The best way to see the ins and outs of the historical homes of Charleston is to attend the Festival of Homes and Gardens (40 E Bay St) each spring. During the festival, many private homes, not normally open to visitors, are accessible.

Rainbow Row (79-107 E Bay St) is a series of private homes numbering 79 to 107. These townhouses were constructed in the mid-1700s are all painted different colors and have become a symbol of Charleston. Merchants who owned these buildings lived on the upper floors and used the ground floors for counting rooms and shops, but these places now are private residences.

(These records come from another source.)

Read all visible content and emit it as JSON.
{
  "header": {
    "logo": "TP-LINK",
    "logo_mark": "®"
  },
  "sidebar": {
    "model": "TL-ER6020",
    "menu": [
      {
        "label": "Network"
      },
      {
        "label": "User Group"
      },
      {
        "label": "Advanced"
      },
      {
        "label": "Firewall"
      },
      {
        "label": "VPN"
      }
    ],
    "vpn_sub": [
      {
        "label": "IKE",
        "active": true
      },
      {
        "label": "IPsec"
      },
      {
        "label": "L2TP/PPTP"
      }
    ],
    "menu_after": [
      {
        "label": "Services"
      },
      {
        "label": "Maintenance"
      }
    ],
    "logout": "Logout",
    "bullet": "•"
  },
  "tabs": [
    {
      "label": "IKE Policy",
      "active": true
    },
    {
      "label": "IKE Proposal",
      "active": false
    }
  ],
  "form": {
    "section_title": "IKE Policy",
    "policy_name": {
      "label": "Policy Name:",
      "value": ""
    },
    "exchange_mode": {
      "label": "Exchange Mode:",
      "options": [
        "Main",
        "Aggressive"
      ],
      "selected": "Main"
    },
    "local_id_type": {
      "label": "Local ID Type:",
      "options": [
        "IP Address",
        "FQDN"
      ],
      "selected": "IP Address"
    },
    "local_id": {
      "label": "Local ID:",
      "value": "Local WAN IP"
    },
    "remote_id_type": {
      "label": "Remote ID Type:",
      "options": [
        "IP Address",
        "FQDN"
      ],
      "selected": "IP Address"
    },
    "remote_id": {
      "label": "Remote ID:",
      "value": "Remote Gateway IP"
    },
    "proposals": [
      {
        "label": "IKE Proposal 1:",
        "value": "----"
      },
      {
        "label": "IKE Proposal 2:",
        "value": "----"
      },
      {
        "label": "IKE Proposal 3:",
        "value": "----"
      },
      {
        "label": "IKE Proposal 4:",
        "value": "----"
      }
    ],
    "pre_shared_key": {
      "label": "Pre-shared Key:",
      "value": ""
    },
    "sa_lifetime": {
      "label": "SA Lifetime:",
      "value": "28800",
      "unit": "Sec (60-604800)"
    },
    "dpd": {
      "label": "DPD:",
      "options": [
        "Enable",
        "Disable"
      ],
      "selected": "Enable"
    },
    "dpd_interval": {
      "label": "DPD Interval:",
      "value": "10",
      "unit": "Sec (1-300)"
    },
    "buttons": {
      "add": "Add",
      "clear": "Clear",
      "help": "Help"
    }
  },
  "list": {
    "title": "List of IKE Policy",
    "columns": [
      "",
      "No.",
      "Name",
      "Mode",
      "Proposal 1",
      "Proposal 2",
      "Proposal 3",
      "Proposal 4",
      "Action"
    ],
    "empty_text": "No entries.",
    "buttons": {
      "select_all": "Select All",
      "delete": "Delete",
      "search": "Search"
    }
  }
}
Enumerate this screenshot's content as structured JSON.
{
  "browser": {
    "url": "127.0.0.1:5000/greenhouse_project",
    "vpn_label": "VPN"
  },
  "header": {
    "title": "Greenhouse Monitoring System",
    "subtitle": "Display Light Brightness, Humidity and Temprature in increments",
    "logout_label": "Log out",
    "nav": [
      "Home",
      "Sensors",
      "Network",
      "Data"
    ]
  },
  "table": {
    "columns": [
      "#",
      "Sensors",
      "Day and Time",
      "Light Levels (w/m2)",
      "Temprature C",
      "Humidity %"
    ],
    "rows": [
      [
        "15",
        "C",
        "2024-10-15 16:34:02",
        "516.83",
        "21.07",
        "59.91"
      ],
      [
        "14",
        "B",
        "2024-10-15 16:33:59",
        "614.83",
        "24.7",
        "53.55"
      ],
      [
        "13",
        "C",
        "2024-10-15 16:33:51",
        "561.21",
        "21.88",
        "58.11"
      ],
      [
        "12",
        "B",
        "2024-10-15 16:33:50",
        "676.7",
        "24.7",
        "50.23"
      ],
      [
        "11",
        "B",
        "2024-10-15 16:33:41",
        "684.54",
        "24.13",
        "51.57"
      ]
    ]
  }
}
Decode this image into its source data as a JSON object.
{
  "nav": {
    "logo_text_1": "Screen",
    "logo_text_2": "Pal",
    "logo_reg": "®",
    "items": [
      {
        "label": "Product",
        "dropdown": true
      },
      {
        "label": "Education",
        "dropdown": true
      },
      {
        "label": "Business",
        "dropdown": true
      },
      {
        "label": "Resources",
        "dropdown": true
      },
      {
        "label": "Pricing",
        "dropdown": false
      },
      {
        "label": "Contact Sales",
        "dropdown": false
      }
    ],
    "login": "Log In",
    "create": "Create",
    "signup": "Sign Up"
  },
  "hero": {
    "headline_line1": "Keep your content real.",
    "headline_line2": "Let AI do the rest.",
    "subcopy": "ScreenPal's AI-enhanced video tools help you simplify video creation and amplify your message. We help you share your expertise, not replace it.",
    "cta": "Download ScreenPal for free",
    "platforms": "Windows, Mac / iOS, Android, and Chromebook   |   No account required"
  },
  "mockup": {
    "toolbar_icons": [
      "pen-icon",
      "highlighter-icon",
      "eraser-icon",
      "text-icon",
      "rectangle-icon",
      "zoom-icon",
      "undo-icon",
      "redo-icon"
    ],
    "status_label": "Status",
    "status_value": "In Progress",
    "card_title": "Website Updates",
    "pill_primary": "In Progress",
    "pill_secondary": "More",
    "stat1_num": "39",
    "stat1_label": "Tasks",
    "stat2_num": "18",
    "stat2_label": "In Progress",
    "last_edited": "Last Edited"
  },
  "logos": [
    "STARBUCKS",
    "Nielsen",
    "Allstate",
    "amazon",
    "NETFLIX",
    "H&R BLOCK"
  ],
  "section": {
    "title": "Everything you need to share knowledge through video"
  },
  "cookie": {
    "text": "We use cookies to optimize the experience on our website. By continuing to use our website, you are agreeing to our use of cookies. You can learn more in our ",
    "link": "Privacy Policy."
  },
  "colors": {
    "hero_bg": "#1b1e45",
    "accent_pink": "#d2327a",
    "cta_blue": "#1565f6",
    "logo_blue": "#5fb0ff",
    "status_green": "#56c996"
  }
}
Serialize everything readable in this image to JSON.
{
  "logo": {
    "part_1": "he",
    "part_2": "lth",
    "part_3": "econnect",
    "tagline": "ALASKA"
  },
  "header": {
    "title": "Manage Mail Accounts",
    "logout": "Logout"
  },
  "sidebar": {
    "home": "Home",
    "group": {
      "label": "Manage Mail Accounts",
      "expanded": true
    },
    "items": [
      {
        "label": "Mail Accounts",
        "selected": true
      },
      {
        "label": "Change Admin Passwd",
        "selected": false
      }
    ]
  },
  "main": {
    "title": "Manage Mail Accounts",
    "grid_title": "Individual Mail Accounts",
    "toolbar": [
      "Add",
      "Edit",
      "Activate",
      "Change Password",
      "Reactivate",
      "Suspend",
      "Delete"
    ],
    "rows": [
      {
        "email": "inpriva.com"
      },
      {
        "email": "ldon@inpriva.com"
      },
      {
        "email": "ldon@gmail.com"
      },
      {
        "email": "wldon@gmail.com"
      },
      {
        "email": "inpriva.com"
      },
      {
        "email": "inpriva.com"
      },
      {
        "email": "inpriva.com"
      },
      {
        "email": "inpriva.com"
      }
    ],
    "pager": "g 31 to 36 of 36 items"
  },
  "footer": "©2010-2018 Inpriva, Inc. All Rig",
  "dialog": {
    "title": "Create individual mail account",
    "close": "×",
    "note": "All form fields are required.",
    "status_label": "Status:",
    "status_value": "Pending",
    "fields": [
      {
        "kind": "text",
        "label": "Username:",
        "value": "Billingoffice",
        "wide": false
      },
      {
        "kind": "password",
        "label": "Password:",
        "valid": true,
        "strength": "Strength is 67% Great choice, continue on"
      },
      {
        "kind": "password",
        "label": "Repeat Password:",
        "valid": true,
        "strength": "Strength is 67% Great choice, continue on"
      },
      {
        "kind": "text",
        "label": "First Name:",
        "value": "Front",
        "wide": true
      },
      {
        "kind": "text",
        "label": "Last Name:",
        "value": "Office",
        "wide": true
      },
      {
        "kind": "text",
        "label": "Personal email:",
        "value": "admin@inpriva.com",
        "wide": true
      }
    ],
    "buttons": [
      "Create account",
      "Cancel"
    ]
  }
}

The Edmondston-Alston House (21 E Battery) is a building made in 1825 and remodeled in a Greek-Revival style in 1838. This building showcases documents, original furnishings, elaborate woodwork, and an uninterrupted view of the Charleston Harbor.

The Heyward-Washington House (87 Church St) was built in 1772 during the Revolutionary era, and President George Washington stayed here during a weeklong visit to the city in 1791. The property still has its carriage shed, a 1740s kitchen building, and a handsome collection of Charleston-made furniture.

The Nathaniel Russell House (51 Meeting St) is a neoclassical building with lavish plasterwork, oval drawing rooms and a free-flying staircase made in 1808. Period antiques and artworks are used to furnish the home and give visitors a flavor of life in Charleston in the 1800s.

The Old Exchange and Provost Dungeon (122 E Bay St) was built in 1771 and was designed primarily to accommodate heavy export-import trade and a place to conduct business and confine prisoners, pirates, and slaves. This Georgian-style building also hosted a grand ball in 1791 that President George Washington attended.

One usual, yet interesting, place in Charleston is a set of wrought iron gates featuring two horizontal swords joining at the center of a broadsword to form a cross. The Sword Gates (32 Legare St) were made around 1838 by a Charleston ironsmith and relocated to the site about 10 years later as a decoration and to discourage slaves from escaping the property.

Several churches with historic significance should be placed on your must-see list. St. Mary's Church (89 Hassell St) was built in 1839 and is a wonderful example of Classical Revival Style, featuring galleries on three sides of the sanctuary, oil paintings dating back to the 1800s, and tombstones with French writing in its churchyard. St. John's Lutheran Church (5 Clifford St) was built in 1818 and features Federal and Baroque architecture and an Italianate steeple added in 1859. St. Michael's Episcopal Church (14 St Michael's Alley) features an 186-foot-tall white steeple and bells dating back to 1764.

Drayton Hall (3380 Ashley River Rd) is one of the oldest surviving pre-American Revolution plantation homes. Its Georgian Palladian house is surrounded by live oaks and is maintained in virtually its original condition. Middleton Place Plantation (4300 Ashley River Rd) was built in 1741 and features ornamental butterfly lakes, sweeping terraces, and one of the oldest landscaped gardens in the United States.

Of course, there's more to Charleston than history and architecture. If you're hoping to do a bit of shopping while visiting the city, go to the next page for our guide.